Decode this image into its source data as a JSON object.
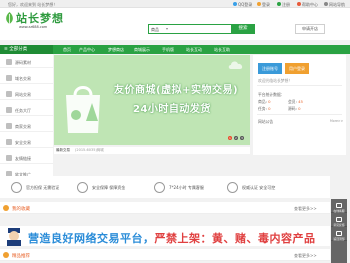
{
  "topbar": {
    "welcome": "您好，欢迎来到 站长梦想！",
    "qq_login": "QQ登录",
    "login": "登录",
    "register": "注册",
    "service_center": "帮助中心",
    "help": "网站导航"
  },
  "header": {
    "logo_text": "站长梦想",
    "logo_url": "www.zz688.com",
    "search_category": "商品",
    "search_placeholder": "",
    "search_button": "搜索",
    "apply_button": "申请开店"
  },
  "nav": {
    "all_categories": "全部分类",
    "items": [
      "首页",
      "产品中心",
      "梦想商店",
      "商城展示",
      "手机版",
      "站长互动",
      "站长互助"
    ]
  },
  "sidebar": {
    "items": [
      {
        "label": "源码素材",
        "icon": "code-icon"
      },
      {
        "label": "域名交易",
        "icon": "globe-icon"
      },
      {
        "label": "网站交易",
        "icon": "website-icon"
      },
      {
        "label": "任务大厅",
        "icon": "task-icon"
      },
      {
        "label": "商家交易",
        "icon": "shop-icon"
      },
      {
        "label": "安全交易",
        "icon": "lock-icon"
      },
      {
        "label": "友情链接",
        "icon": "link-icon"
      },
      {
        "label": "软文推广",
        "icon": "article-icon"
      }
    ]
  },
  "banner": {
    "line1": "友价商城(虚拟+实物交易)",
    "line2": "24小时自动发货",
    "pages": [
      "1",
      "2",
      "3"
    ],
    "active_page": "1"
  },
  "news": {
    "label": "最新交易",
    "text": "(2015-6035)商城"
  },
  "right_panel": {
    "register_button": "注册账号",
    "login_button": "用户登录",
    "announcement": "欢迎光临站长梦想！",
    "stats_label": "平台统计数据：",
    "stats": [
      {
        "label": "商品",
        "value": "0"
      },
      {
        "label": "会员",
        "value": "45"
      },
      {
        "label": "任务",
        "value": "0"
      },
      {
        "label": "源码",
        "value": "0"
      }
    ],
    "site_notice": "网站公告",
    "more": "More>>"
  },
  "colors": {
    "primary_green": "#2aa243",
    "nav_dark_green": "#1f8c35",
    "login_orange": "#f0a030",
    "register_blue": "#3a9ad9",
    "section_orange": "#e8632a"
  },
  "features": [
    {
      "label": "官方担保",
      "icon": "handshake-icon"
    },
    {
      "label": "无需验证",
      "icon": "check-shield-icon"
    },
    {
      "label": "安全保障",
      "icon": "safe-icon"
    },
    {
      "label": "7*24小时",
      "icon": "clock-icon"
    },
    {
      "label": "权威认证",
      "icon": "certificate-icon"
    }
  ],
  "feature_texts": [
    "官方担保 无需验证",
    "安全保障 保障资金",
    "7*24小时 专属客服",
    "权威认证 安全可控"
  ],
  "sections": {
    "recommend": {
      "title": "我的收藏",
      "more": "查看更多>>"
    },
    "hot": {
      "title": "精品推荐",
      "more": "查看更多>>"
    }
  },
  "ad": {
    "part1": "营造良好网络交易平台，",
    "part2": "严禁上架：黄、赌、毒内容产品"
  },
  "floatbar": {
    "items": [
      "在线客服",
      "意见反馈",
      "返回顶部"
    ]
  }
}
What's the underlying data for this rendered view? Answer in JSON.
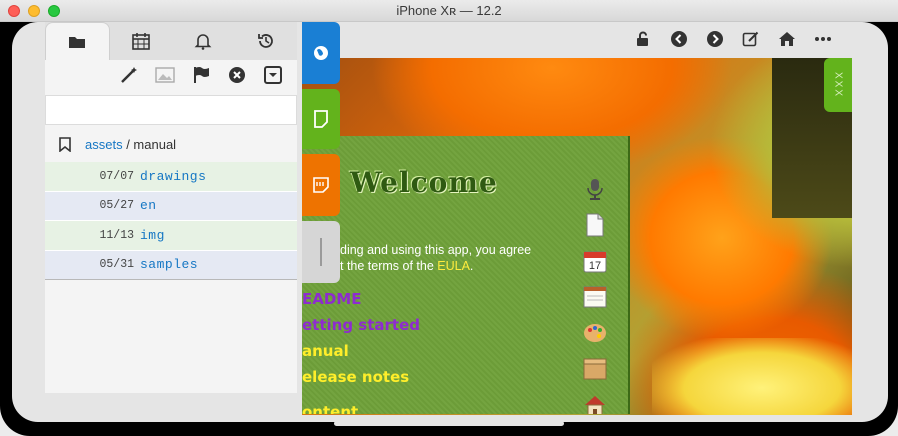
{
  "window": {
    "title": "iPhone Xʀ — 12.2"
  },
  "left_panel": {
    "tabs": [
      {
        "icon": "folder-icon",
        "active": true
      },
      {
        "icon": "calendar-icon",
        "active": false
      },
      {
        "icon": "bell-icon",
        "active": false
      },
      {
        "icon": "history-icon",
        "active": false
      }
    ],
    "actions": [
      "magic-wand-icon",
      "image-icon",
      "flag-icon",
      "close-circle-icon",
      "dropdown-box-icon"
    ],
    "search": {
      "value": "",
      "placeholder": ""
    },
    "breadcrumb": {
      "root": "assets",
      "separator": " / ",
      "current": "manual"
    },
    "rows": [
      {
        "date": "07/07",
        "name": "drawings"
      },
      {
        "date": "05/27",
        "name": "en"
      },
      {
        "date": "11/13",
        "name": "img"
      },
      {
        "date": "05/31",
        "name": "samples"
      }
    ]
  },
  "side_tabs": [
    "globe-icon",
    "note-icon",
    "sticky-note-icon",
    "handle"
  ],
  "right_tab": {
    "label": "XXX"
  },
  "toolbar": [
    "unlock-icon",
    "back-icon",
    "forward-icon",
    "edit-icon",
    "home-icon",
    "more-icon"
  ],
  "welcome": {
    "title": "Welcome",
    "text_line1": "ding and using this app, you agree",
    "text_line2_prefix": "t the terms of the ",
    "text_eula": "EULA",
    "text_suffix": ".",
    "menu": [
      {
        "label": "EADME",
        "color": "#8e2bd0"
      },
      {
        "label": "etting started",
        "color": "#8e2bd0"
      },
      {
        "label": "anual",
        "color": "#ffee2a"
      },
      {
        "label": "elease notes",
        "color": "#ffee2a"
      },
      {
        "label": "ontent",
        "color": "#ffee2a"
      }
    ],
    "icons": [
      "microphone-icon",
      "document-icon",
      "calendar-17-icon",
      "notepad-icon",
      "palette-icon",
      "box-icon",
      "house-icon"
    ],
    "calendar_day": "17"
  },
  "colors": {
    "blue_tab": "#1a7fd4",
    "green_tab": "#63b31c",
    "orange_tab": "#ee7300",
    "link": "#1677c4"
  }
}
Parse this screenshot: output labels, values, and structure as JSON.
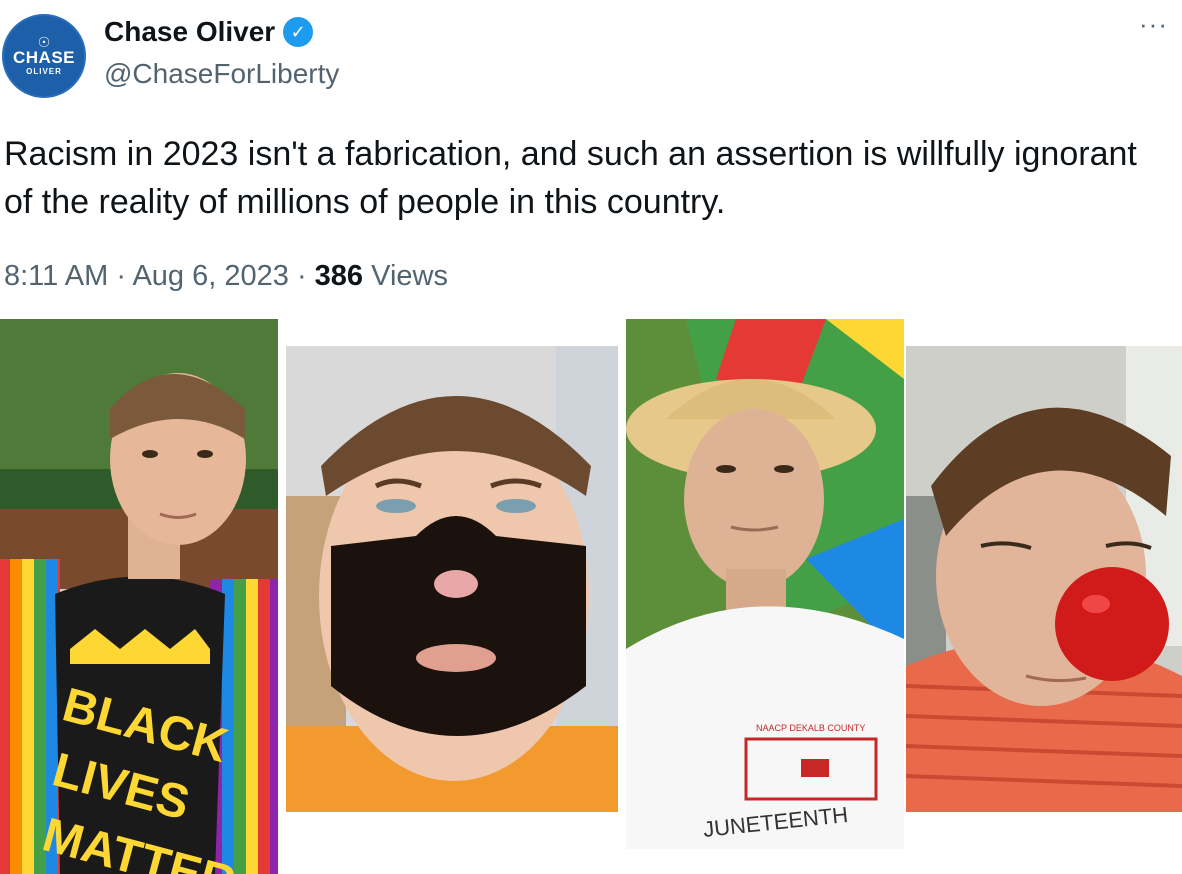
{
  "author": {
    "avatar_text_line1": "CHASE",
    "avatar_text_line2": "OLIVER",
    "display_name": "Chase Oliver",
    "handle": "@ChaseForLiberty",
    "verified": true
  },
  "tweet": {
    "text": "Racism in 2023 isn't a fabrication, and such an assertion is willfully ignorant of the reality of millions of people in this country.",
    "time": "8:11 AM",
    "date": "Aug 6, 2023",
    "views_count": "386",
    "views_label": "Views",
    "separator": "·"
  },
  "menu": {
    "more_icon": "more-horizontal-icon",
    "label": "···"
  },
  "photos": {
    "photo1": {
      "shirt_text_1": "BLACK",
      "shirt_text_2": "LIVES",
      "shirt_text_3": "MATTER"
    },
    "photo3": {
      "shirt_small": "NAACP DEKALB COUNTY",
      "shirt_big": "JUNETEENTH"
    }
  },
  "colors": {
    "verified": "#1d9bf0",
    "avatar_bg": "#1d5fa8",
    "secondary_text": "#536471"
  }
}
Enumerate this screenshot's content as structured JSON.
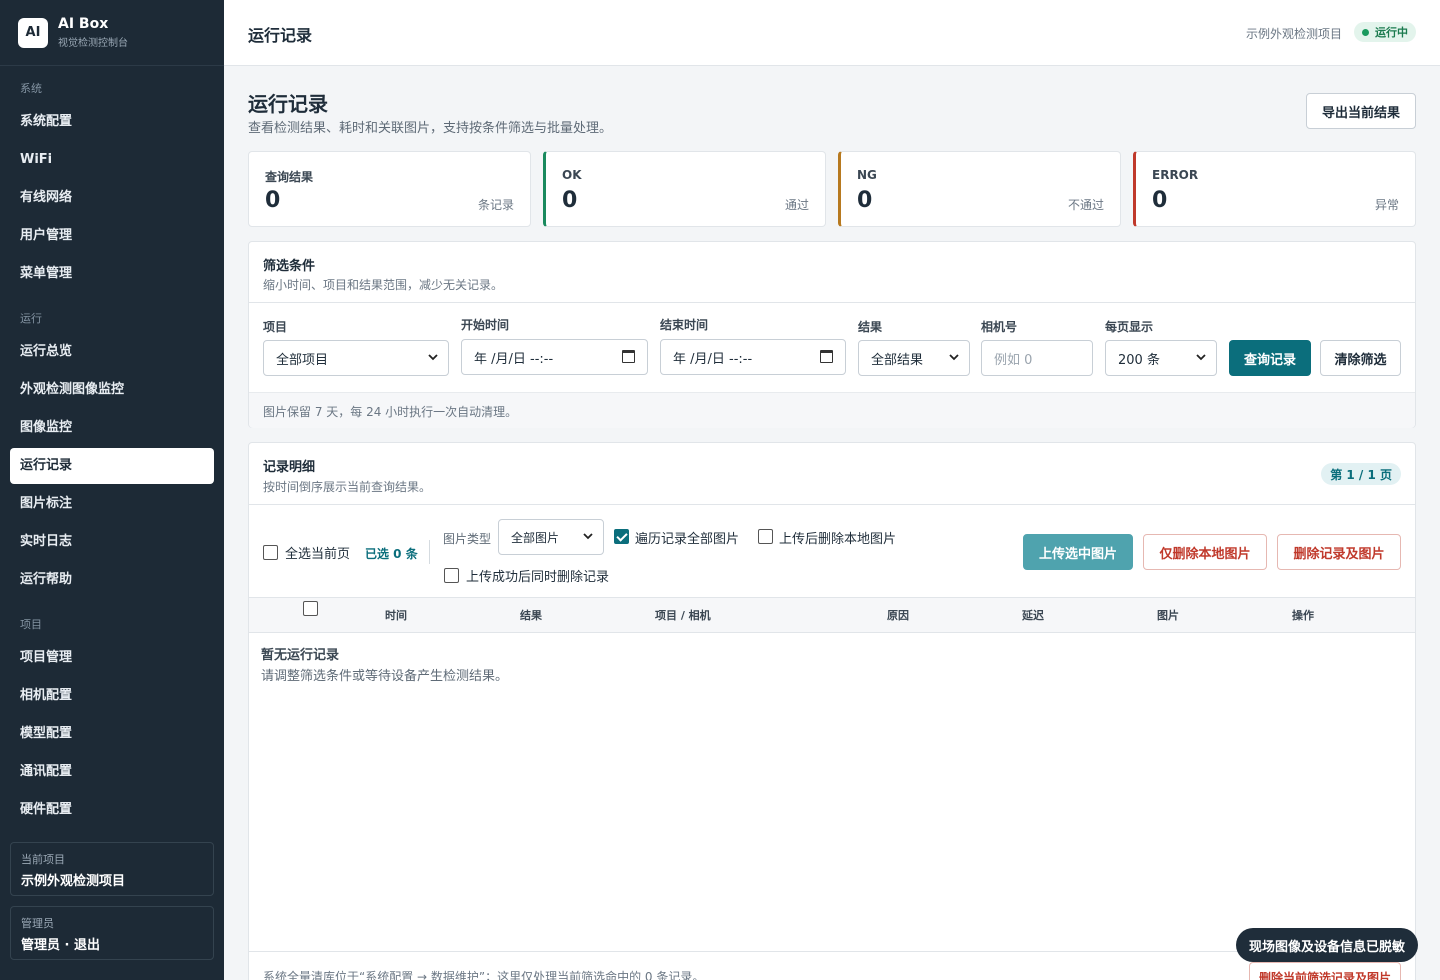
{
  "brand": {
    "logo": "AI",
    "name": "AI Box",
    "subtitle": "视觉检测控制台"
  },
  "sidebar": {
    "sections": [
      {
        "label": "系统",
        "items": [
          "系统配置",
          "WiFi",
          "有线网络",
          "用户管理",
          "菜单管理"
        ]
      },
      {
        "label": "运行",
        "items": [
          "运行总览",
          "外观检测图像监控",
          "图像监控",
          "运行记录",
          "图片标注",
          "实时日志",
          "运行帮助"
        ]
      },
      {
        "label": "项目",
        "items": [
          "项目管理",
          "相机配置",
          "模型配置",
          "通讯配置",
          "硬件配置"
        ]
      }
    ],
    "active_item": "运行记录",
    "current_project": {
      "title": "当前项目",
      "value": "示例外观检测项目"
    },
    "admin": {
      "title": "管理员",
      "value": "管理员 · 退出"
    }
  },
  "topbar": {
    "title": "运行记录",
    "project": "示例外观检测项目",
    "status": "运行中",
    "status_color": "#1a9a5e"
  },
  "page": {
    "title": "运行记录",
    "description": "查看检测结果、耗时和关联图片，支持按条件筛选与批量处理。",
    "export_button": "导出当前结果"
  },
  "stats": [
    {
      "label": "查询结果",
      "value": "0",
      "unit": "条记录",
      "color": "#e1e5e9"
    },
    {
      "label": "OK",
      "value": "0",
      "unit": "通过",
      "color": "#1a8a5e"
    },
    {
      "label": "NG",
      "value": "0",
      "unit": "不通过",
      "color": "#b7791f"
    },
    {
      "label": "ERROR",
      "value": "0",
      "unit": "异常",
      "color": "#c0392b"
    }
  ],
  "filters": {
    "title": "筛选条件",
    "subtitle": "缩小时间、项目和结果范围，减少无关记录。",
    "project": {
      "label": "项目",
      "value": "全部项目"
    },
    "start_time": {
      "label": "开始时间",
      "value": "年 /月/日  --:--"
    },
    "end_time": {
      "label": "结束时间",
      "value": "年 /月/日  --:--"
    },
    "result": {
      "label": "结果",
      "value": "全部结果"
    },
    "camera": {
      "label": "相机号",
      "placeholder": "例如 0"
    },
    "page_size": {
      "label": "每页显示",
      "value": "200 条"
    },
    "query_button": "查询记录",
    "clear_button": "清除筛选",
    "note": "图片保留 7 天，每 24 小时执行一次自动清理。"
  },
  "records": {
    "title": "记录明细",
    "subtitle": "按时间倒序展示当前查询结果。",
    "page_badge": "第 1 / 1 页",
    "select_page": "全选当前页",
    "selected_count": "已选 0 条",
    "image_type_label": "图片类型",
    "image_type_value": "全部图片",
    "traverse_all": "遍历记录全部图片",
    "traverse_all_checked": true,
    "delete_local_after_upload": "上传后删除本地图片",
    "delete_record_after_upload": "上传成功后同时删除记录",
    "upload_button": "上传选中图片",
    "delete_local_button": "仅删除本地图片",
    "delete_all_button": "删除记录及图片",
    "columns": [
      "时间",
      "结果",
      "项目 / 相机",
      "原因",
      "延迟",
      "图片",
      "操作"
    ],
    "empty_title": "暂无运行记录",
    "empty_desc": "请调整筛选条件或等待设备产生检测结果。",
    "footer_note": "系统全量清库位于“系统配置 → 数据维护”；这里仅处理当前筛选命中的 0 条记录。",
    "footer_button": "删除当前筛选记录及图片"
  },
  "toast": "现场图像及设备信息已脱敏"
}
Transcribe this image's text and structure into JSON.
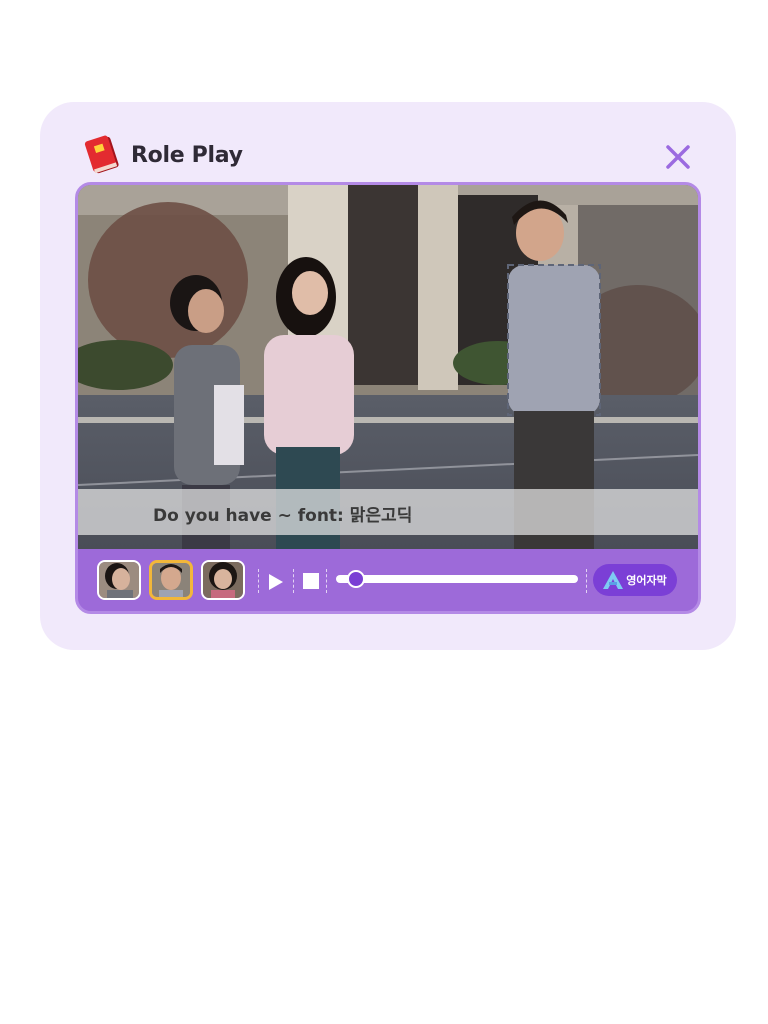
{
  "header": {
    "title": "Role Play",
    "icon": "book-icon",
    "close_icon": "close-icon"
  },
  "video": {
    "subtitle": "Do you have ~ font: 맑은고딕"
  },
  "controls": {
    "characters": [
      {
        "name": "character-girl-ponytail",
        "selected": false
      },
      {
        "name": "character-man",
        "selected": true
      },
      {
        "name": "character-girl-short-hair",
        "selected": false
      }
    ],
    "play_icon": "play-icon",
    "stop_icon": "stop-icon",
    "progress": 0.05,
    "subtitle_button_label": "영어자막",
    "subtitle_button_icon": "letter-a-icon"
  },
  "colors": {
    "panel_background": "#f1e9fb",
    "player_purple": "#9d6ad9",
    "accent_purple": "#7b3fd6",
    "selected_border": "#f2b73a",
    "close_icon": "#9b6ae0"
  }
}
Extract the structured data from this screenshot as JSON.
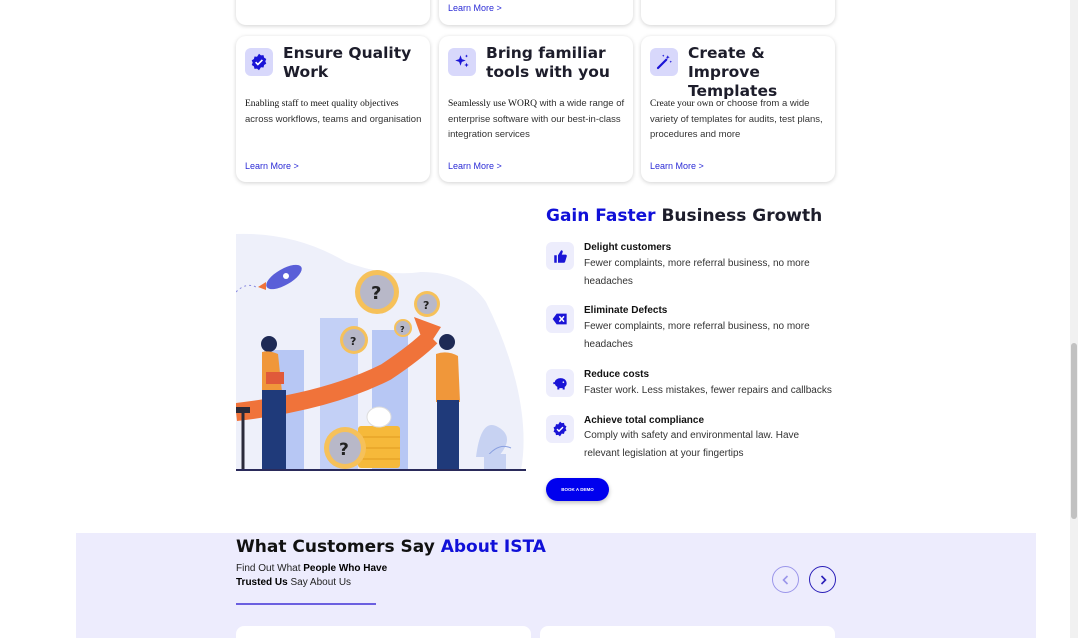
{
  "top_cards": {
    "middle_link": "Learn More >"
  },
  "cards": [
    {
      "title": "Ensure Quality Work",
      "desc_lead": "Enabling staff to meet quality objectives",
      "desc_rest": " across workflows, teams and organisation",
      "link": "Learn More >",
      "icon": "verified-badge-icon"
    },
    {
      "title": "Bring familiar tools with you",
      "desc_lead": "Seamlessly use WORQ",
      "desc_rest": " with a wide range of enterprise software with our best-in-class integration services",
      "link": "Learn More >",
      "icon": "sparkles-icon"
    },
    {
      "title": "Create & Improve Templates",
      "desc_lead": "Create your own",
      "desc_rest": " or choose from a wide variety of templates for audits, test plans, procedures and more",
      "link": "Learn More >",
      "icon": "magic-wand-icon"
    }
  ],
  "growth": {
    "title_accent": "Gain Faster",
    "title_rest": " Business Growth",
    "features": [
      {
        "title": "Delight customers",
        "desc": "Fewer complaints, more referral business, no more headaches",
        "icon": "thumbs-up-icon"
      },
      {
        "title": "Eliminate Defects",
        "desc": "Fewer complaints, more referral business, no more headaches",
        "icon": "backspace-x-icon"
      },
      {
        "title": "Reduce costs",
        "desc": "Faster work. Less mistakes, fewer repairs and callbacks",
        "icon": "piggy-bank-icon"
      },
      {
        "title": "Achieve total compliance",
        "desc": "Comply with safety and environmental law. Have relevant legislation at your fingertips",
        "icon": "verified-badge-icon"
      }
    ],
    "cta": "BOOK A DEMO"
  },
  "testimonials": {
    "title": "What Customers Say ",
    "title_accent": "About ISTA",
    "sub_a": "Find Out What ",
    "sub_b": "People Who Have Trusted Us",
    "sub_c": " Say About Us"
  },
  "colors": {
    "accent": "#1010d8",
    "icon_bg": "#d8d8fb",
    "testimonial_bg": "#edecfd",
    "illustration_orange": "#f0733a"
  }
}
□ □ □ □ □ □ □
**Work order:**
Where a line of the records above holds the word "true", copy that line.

**Result:**
        "active": true
    "verified": true
    "traverse_all_checked": true,
        "selected": true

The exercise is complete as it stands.